In her newly released memoir The Woman in Me, Spears, now 41, revealed that she had a panic attack backstage at the 2007 MTV VMAs just before her performance of “Gimme More,” which was widely criticized at the time.
The superstar said that, despite experiencing a difficult year in 2007, she was encouraged to perform for the first time in three years that September in order to promote her album Blackout, which was due out the next month. “I didn’t want to, but my team was pressuring me to get out there and show the world I was fine,” she wrote. “The only problem with this plan: I was not fine.”
On the night of the VMAs, the “Hold Me Closer” singer said that “nothing was going right.”
“I hadn’t slept the night before. I was dizzy. It was less than a year since I’d had my second baby in two years but everyone was acting like my not having six-pack abs was offensive. I couldn’t believe I was going to have to go out onstage feeling the way I felt,” she wrote. “I was having a panic attack. I hadn’t rehearsed enough. I hated the way I looked. I knew it was going to be bad.”
Spears, who had had a public breakdown seven months before, wrote, “I went out there and did the best I could at that moment in time, which — yes, granted — was far from my best at other times. I could see myself on video throughout the auditorium while I performed; it was like looking at myself in a fun-house mirror.”
The Grammy winner said that she ran into her ex-boyfriend Justin Timberlake, from whom she had split five years prior, backstage for the first time after a long while. “You also don’t usually have one of the worst days of your life in the exact place and time that your ex has one of his best,” she wrote, referring to the pop artist’s solo and joint performance with Timbaland and Nelly Furtado.
“Later that night, the comedian Sarah Silverman came out onstage to roast me. She said that at age of twenty-five I’d done everything worthwhile in my life I’d ever do. She called my two babies ‘the most adorable mistakes you’ll ever see,’” the “Toxic” singer continued. “I didn’t hear that until later, though.
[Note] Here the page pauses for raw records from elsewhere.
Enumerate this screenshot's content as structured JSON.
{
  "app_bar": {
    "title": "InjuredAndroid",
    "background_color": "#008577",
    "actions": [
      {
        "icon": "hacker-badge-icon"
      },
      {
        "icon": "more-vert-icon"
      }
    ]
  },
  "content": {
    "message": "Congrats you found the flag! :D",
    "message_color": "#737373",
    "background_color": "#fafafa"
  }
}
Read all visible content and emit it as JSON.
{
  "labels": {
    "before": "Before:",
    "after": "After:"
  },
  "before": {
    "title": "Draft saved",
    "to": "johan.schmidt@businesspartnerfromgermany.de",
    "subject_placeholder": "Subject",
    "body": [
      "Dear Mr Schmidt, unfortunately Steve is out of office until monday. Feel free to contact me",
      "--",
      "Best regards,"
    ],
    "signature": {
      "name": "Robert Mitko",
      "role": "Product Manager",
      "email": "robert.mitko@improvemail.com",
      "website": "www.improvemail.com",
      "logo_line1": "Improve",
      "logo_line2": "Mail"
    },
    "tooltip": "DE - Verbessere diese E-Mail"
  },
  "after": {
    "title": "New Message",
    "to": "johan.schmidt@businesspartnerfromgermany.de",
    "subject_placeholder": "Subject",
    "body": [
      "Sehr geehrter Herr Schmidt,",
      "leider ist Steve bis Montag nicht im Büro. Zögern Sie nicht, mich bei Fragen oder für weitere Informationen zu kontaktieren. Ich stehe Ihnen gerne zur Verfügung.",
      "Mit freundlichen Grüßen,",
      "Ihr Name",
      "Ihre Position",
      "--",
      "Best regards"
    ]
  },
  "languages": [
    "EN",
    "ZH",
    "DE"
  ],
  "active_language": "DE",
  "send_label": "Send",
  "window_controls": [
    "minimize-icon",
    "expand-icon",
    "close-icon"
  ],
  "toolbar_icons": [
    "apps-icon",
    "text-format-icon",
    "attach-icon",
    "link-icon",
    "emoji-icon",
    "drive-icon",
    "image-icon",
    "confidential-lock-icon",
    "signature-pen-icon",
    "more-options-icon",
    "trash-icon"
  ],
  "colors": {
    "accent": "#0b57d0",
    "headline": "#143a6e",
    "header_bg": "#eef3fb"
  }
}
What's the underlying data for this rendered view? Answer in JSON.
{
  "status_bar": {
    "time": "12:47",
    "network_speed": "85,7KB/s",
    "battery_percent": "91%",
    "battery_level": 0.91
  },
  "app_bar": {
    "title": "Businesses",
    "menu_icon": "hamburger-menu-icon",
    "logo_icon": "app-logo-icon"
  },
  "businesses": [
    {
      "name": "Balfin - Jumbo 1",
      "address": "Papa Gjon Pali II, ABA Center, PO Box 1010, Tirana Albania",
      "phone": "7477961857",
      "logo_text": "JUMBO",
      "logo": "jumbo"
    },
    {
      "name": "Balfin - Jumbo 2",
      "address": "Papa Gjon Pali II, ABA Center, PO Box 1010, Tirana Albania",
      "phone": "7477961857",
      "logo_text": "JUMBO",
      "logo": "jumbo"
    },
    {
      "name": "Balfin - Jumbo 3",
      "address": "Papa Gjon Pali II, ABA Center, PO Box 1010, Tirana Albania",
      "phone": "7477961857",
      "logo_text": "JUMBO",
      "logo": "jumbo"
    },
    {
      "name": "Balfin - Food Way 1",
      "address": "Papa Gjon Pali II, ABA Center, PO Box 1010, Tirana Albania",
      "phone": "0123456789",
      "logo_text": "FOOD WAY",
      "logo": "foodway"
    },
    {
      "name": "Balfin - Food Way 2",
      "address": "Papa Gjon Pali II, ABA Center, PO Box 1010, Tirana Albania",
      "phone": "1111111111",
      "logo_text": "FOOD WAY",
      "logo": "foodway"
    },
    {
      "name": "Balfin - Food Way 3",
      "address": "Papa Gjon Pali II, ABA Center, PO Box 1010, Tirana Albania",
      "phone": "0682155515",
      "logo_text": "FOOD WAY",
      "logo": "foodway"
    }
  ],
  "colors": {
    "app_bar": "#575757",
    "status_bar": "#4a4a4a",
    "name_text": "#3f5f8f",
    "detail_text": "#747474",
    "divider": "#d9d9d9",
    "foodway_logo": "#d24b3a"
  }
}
At the time I was backstage sobbing hysterically.”
(Silverman apologized in 2021, writing on Twitter that she “had no idea” Spears “didn’t kill” her performance. “I wish I could delete it but I can’t.”)
Spears’ memoir The Woman in Me arrived Tuesday through Gallery Books, an imprint of Simon & Schuster.
It came nearly two years after the “Circus” singer was released from her 13-year court-ordered conservatorship. The conservatorship was terminated in November 2021 after Spears delivered a public testimony earlier that year.
Ahead of the memoir’s release, the pop superstar appeared in an exclusive PEOPLE cover story. In an email interview, she opened up about her journey towards being able to tell her own story.
“Over the past 15 years or even at the start of my career, I sat back while people spoke about me and told my story for me,” the performer explained. “After getting out of my conservatorship, I was finally free to tell my story without consequences from the people in charge of my life.”
“It is finally time for me to raise my voice and speak out, and my fans deserve to hear it directly from me,” she said. “No more conspiracy, no more lies — just me owning my past, present and future.”